One of the surprises of the year, in no small part caused by the lack of rain, will be the dove-shooting. Some farmers have simply abandoned their cornfields or turned them over. Bad for the landowners; good for the doves. Thus far, food is plentiful. The speedy birds should stay around until late in the year. Top areas again include Virginia's Northern Neck and adjacent southern Maryland.

While mourning doves should be plentiful, don't expect the same with ducks. Maryland tidewater areas especially will offer only meagre numbers of migrating black, mallard, pintail and teal species. The only bright spot here will be a fair population of local Virginia and Maryland river ducks, with slight increases noted in the wood duck family. Be warned, however, that black ducks cannot be hunted in Virginia during the general November 23-to-December 3 season. Special steel-shot shells are not required anywhere in Virginia this year.

Only medium-quality pheasant-hunting can be expected in the farm belts that stretch from lime-rich Pennsylvania to northern Maryland. Forget Virginia altogether in the pheasant department -- the state's limit of two birds per hunter per year is ample proof that pheasant broods aren't abundant. Look for increased chances for quail in all the surrounding states, especially in the Northern Neck and piedmont sectors of Virginia.

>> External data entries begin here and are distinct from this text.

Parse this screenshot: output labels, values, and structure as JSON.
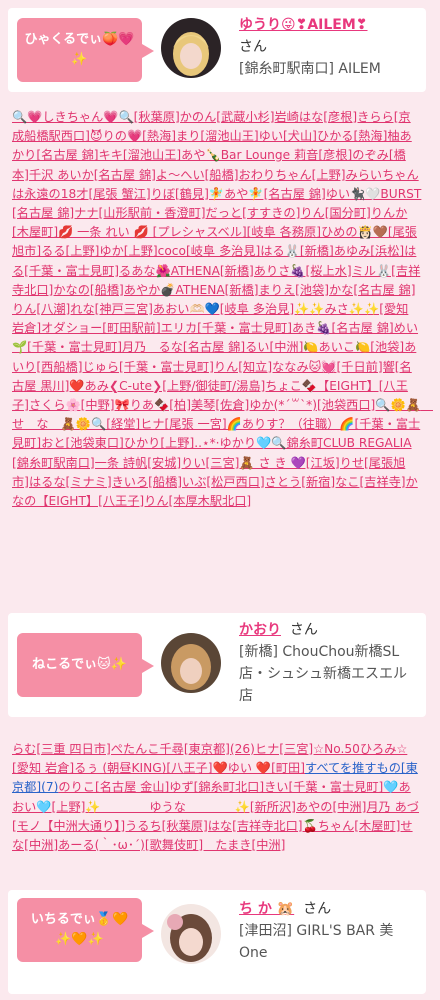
{
  "entries": [
    {
      "bubble": "ひゃくるでぃ🍑💗✨",
      "name": "ゆうり😜❣AILEM❣",
      "honorific": "さん",
      "shop": "[錦糸町駅南口] AILEM"
    },
    {
      "bubble": "ねこるでぃ🐱✨",
      "name": "かおり",
      "honorific": "さん",
      "shop": "[新橋] ChouChou新橋SL店・シュシュ新橋エスエル店"
    },
    {
      "bubble": "いちるでぃ🥇🧡✨🧡✨",
      "name": "ち か 🐹",
      "honorific": "さん",
      "shop": "[津田沼] GIRL'S BAR 美One"
    }
  ],
  "list1": "🔍💗しきちゃん💗🔍[秋葉原]かのん[武蔵小杉]岩崎はな[彦根]きらら[京成船橋駅西口]😈りの💗[熱海]まり[溜池山王]ゆい[犬山]ひかる[熱海]柚あかり[名古屋 錦]キキ[溜池山王]あや🍾Bar Lounge 莉音[彦根]のぞみ[橋本]千沢 あいか[名古屋 錦]よ～へい[船橋]おわりちゃん[上野]みらいちゃんは永遠の18才[尾張 蟹江]りぼ[鶴見]🧚あや🧚[名古屋 錦]ゆい🐈‍⬛🤍BURST[名古屋 錦]ナナ[山形駅前・香澄町]だっと[すすきの]りん[国分町]りんか[木屋町]💋 一条 れい 💋 [プレシャスベル][岐阜 各務原]ひめの👸🏻🤎[尾張旭市]るる[上野]ゆか[上野]coco[岐阜 多治見]はる🐰[新橋]あゆみ[浜松]はる[千葉・富士見町]るあな🌺ATHENA[新橋]ありさ🍇[桜上水]ミル🐰[吉祥寺北口]かなの[船橋]あやか💣ATHENA[新橋]まりえ[池袋]かな[名古屋 錦]りん[八潮]れな[神戸三宮]あおい🫶🏻💙[岐阜 多治見]✨✨みさ✨✨[愛知 岩倉]オダショー[町田駅前]エリカ[千葉・富士見町]あき🍇[名古屋 錦]めい🌱[千葉・富士見町]月乃　るな[名古屋 錦]るい[中洲]🍋あいこ🍋[池袋]あいり[西船橋]じゅら[千葉・富士見町]りん[知立]ななみ🐱💓[千日前]響[名古屋 黒川]❤️あみ❮C-ute❯[上野/御徒町/湯島]ちょこ🍫【EIGHT】[八王子]さくら🌸[中野]🎀りあ🍫[柏]美琴[佐倉]ゆか(*´꒳`*)[池袋西口]🔍🌼🧸　せ　な　🧸🌼🔍[経堂]ヒナ[尾張 一宮]🌈ありす？（往職）🌈[千葉・富士見町]おと[池袋東口]ひかり[上野]..⋆*·ゆかり🩵🔍錦糸町CLUB REGALIA[錦糸町駅南口]一条 詩帆[安城]りい[三宮]🧸 さ き 💜[江坂]りせ[尾張旭市]はるな[ミナミ]きいろ[船橋]いぶ[松戸西口]さとう[新宿]なこ[吉祥寺]かなの【EIGHT】[八王子]りん[本厚木駅北口]",
  "list2_a": "らむ[三重 四日市]ぺたんこ千尋[東京都](26)ヒナ[三宮]☆No.50ひろみ☆[愛知 岩倉]るぅ (朝昼KING)[八王子]❤️ゆい ❤️[町田]",
  "list2_blue": "すべてを推すもの[東京都](7)",
  "list2_b": "のりこ[名古屋 金山]ゆず[錦糸町北口]きい[千葉・富士見町]🩵あおい🩵[上野]✨　　　　ゆうな　　　　✨[新所沢]あやの[中洲]月乃 あづ[モノ【中洲大通り】]うるち[秋葉原]はな[吉祥寺北口]🍒ちゃん[木屋町]せな[中洲]あーる(｀･ω･´)[歌舞伎町]　たまき[中洲]"
}
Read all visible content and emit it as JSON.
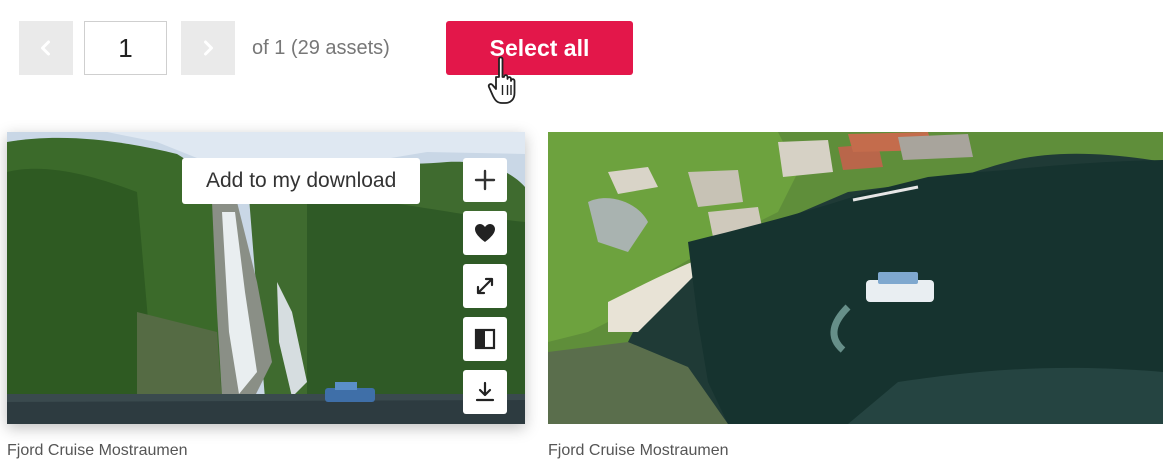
{
  "pagination": {
    "current_page": "1",
    "summary": "of 1 (29 assets)"
  },
  "toolbar": {
    "select_all_label": "Select all"
  },
  "colors": {
    "accent": "#e3174a",
    "pager_bg": "#eaeaea"
  },
  "assets": [
    {
      "caption": "Fjord Cruise Mostraumen",
      "tooltip": "Add to my download",
      "actions": [
        "plus-icon",
        "heart-icon",
        "expand-icon",
        "compare-icon",
        "download-icon"
      ]
    },
    {
      "caption": "Fjord Cruise Mostraumen"
    }
  ]
}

Cottontail rabbits, always a favorite with rural residents, are in excellent supply almost everywhere, but it's early yet. Cottontails suffer high losses in late summer from predators, disease and sudden weather changes, and their number could drop sharply by November when the season rolls around.

Wild-turkey-hunters in the know will stay away from western Maryland. The turkey fan who has little time to spare but wants a delicious oven-roasted tom would be wiser to head into the high country of Virginia, West Virginia and Pennsylvania where the wily birds outnumber the camouflaged hunters. The reverse is true in Maryland.

As far as the black bear is concerned, here's hoping that eventually the nearby states that still permit its pursuit will declare a moratorium on such hunting. It's my opinion that Virginia, for one, simply doesn't have enough bears to warrant a nearly two-month-long hunt -- unless, of course, the state knows something I don't. Leave them alone for a while, then re-start bear hunting after careful counting and evaluation.

Grouse-hunters should fare well in West Virginia and parts of Virginia's Blue Ridge. Only fair grouse-shooting is likely in western Maryland, where the hunters are far more numerous than the swift woodland drummers.

The best bets in the four states covered in our hunting seasons chart: Deer, squirrels, doves and rabbits. For waterfowlers, Maryland's Eastern Shore counties close to the Atlantic will see better snow-goose-hunting, but we'll have to wait and see what will happen with the top shore game, the Canada goose. Early indications from northern breeding areas are that it should be fair. FOR INFORMATION VIRGINIA COMMISSION OF GAME AND INLAND FISHERIES -- Box 11104, Richmond 23230; 804/257-1000. MARYLAND WILDLIFE ADMINISTRATION -- Tawes State Office Building, Annapolis 21401; 301/269-2752; TTY for hearing-impaired, 301/269-2609. WEST VIRGINIA DEPARTMENT OF NATURAL RESOURCES -- Charleston 25305; 304/348-3381. PENNSYLVANIA GAME COMMISSION -- Box 1567, Harrisburg 17120; 717/787-3745.